Work instruction
Among the entries, find the lines with the string "Intel" and copy them.

Data records for software interfaces:

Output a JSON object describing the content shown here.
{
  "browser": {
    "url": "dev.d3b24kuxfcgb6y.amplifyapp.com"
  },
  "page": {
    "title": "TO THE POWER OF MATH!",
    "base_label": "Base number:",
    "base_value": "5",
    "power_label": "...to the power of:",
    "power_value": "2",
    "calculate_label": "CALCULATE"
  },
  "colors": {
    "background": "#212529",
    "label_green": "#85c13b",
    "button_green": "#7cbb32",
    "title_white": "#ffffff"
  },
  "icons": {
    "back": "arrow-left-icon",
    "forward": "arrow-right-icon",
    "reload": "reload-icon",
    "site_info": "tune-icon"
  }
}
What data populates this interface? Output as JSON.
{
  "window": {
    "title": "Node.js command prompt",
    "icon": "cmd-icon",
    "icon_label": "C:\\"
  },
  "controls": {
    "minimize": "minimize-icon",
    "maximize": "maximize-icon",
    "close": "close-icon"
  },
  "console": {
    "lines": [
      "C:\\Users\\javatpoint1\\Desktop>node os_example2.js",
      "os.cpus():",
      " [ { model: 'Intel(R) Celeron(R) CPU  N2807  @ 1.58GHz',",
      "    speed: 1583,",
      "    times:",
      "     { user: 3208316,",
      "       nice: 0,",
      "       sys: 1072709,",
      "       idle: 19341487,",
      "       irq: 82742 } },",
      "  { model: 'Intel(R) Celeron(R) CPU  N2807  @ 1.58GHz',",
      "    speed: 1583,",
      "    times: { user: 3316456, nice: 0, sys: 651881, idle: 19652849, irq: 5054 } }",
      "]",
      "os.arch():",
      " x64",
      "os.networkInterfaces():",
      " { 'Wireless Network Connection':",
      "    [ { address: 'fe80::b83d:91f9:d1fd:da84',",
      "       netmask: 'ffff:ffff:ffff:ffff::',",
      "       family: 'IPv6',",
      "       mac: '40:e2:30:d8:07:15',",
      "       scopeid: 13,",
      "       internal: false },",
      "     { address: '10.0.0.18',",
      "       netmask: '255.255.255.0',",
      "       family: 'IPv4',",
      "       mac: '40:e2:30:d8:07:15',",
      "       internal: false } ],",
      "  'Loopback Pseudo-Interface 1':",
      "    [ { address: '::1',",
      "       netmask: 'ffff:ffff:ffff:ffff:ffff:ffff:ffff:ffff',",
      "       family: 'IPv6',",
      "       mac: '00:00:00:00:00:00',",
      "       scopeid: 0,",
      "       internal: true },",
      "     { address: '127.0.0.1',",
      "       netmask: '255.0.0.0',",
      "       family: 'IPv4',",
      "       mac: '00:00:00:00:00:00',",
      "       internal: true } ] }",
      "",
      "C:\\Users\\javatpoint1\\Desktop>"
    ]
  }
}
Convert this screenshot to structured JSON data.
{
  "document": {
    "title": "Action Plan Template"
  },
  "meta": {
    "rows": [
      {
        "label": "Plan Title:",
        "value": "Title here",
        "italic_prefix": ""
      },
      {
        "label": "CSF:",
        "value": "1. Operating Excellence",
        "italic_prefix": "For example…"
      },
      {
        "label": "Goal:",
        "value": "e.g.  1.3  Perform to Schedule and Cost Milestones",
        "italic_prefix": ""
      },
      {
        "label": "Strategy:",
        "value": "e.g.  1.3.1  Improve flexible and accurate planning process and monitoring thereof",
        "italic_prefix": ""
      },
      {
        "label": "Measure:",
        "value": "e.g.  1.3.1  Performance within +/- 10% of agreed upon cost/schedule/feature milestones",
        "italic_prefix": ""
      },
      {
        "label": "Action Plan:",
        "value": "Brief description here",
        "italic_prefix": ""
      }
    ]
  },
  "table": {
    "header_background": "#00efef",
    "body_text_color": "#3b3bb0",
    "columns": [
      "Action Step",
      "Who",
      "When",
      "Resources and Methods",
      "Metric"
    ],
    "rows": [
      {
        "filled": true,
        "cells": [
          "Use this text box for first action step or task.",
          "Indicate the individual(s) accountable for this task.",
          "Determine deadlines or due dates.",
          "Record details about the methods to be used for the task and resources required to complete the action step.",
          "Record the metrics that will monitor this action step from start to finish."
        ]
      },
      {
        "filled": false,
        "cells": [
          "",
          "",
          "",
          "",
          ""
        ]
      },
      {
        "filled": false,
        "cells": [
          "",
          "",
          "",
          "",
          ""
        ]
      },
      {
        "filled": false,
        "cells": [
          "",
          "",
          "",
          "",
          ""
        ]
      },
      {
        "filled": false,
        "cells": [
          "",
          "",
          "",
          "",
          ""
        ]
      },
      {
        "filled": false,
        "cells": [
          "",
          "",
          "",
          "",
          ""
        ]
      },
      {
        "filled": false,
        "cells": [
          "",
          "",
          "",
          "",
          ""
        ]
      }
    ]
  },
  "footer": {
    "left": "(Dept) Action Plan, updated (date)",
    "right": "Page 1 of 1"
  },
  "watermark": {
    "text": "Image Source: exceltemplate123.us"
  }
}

Expected answer
      " [ { model: 'Intel(R) Celeron(R) CPU  N2807  @ 1.58GHz',",
      "  { model: 'Intel(R) Celeron(R) CPU  N2807  @ 1.58GHz',",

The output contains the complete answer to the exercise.